According to her testimony, In the Office of Mental Health (OMH) “we see the undermining of access to care in the unlimited authority given to the Commissioner to reduce beds and close facilities throughout the state, with only 30 to 60 days notice to the employees and community," Baker added.

Speaking to reporters on the sidelines at Thursday’s rally, Assemblyman N. Nick Perry representing Brooklyn’s 58th Assembly District indicated that he is optimistic because state psychiatric hospitals like Kingsboro Center are “established and protected by statutory law, in order for it to be removed both houses of the Assembly will have to vote, they cannot automatically close it.”

Assemblyman Perry also said “we have some mild assurances from Governor Cuomo that the proposal is being restructured so at the end of the day we don’t expect that these facilities will be closed.”

In his final report issued on November 28, 2011, Stephen Berger - Chairman of Medicaid Redesign Team: Health Systems Redesign: Brooklyn Work Group recommended to close inpatient services at Kingsboro Psychiatric Center; consolidating State University of New York-Downstate medical beds on the campus of Long Island College Hospital; and bringing salaries and fringe benefits for both unionized employees and hospital executives into line with revenue.

Ms Peemartel Morgan is originally from Jamaica and lives in Brooklyn.
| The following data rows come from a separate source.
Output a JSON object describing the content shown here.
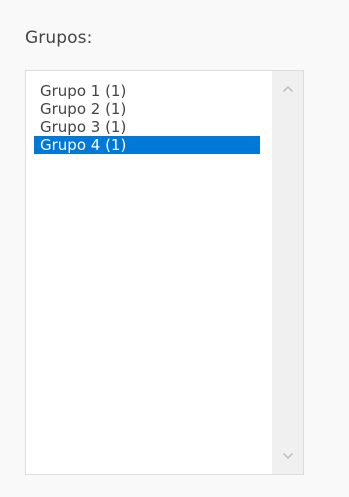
{
  "groups_field": {
    "label": "Grupos:",
    "options": [
      {
        "label": "Grupo 1 (1)",
        "selected": false
      },
      {
        "label": "Grupo 2 (1)",
        "selected": false
      },
      {
        "label": "Grupo 3 (1)",
        "selected": false
      },
      {
        "label": "Grupo 4 (1)",
        "selected": true
      }
    ],
    "scroll_up_icon": "chevron-up-icon",
    "scroll_down_icon": "chevron-down-icon"
  },
  "colors": {
    "selection_background": "#0078d7",
    "selection_text": "#ffffff",
    "text": "#444444",
    "background": "#f9f9f9"
  }
}
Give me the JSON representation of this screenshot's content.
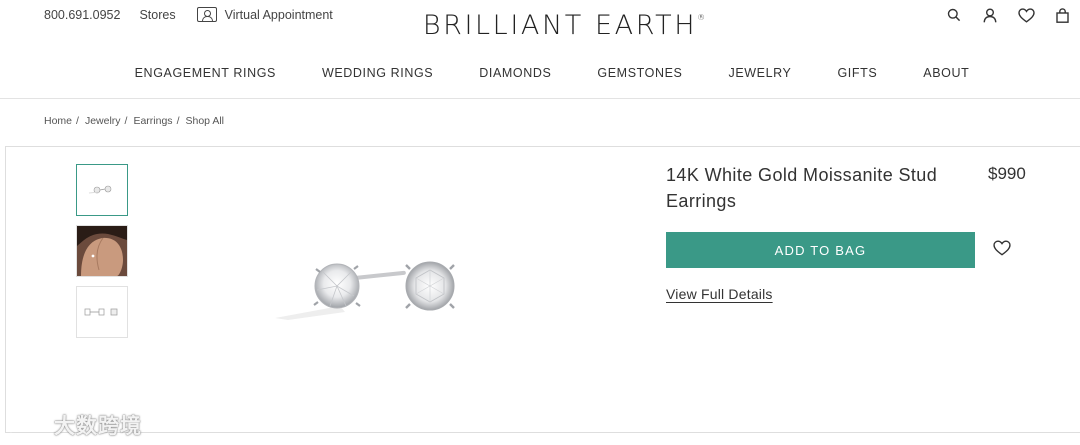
{
  "header": {
    "phone": "800.691.0952",
    "stores_label": "Stores",
    "appointment_label": "Virtual Appointment",
    "logo_text": "BRILLIANT EARTH",
    "logo_mark": "®",
    "icons": [
      "search-icon",
      "account-icon",
      "heart-icon",
      "bag-icon"
    ]
  },
  "nav": {
    "items": [
      "ENGAGEMENT RINGS",
      "WEDDING RINGS",
      "DIAMONDS",
      "GEMSTONES",
      "JEWELRY",
      "GIFTS",
      "ABOUT"
    ]
  },
  "breadcrumb": {
    "items": [
      "Home",
      "Jewelry",
      "Earrings",
      "Shop All"
    ],
    "separator": "/"
  },
  "product": {
    "title": "14K White Gold Moissanite Stud Earrings",
    "price": "$990",
    "add_to_bag_label": "ADD TO BAG",
    "details_label": "View Full Details",
    "accent_color": "#3a9987",
    "thumbnails": [
      "earrings-pair-thumbnail",
      "model-wearing-earring-thumbnail",
      "earrings-side-view-thumbnail"
    ],
    "selected_thumbnail": 0
  },
  "watermark": {
    "text": "大数跨境"
  }
}
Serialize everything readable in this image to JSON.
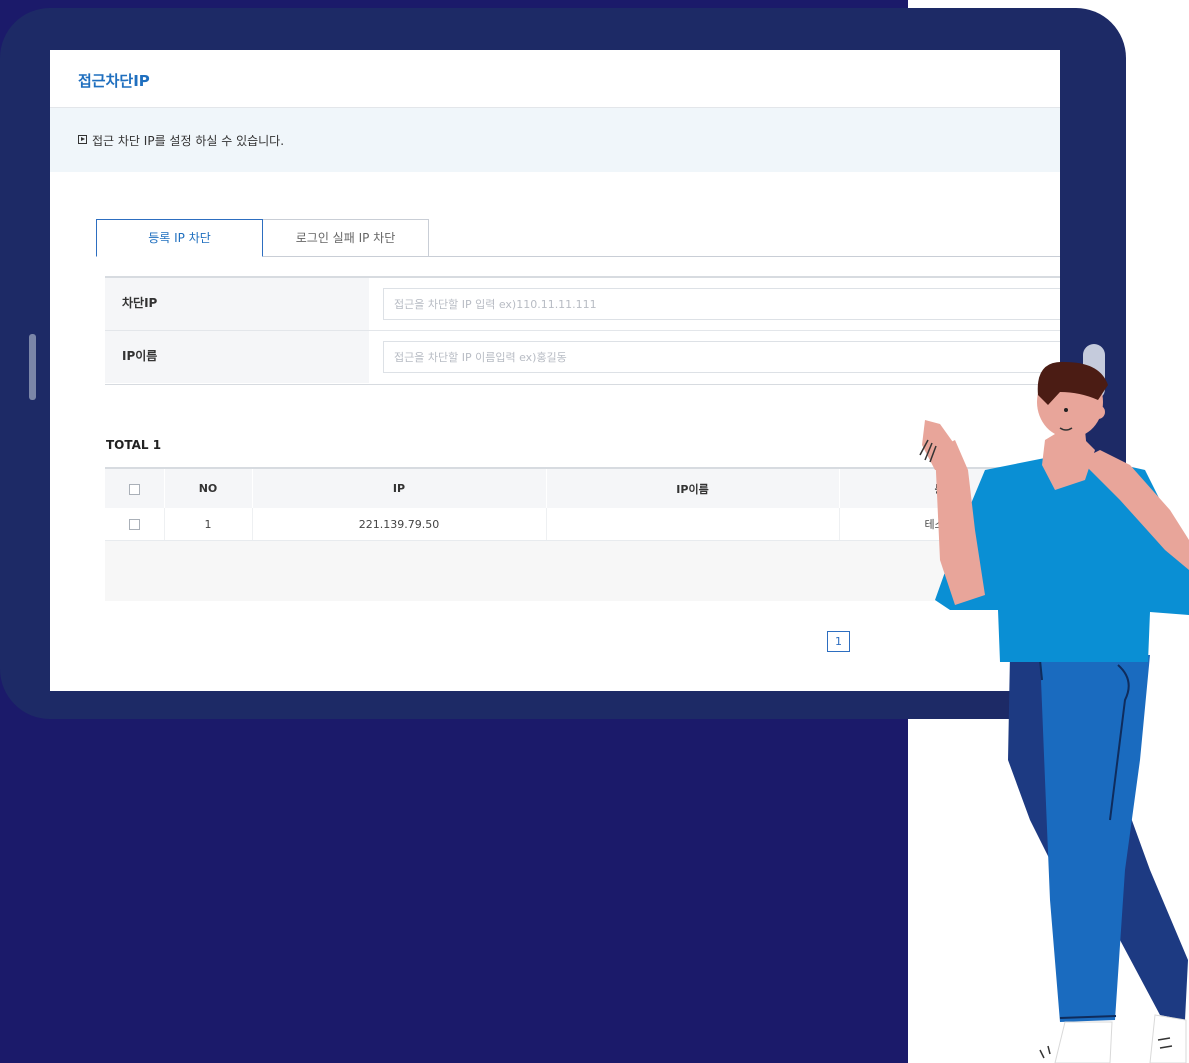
{
  "page": {
    "title": "접근차단IP",
    "notice": "접근 차단 IP를 설정 하실 수 있습니다."
  },
  "tabs": [
    {
      "label": "등록 IP 차단",
      "active": true
    },
    {
      "label": "로그인 실패 IP 차단",
      "active": false
    }
  ],
  "form": {
    "block_ip": {
      "label": "차단IP",
      "placeholder": "접근을 차단할 IP 입력 ex)110.11.11.111",
      "value": ""
    },
    "ip_name": {
      "label": "IP이름",
      "placeholder": "접근을 차단할 IP 이름입력 ex)홍길동",
      "value": ""
    }
  },
  "list": {
    "total_label": "TOTAL 1",
    "columns": [
      "NO",
      "IP",
      "IP이름",
      "등록자"
    ],
    "rows": [
      {
        "no": "1",
        "ip": "221.139.79.50",
        "ip_name": "",
        "registrant": "테스트디비"
      }
    ]
  },
  "pagination": {
    "current_page": "1"
  },
  "colors": {
    "background": "#1b1a6a",
    "tablet_frame": "#1d2a66",
    "accent": "#1f6fbf",
    "shirt": "#0a8fd4",
    "pants": "#1a6bbf"
  }
}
She has worked at SUNY Downstate Hospital for 12 yrs in the OB/GYN department. She said if in-patient services are moved to Long island it would create an insurmountable burden on patients.

"Can you imagine a pregnant woman in an emergency situation going into labor must now have to travel miles away in congested traffic from Brooklyn to Long Island if they close SUNY Downstate?

Sierra Leonean born Samuel Koroma is President of CSEA 413 Local at Manhattan Psychiatric Center in Wards island in New York. He said he attended the rally in solidarity with counterparts and members of Kingsboro Psychiatric Center.

He cautioned "the closure of Kingsboro will increase homelessness and pandemonium in the community and inadvertently put the safety and well being of Brooklyn residents at a greater risk. Patients committed at Kingsboro facility require their treatment that they need to help them transitioned back as productive citizens into the community."

If the closure of the hospitals is successful, it will not only affect the local economy but also the huge number of OMH employees of African descent in New York, the Caribbean and from the continent who depend on their paychecks to send remittances to relatives back home.

Assemblyman Nick Perry, left, and correspondent Dennis Kabatto.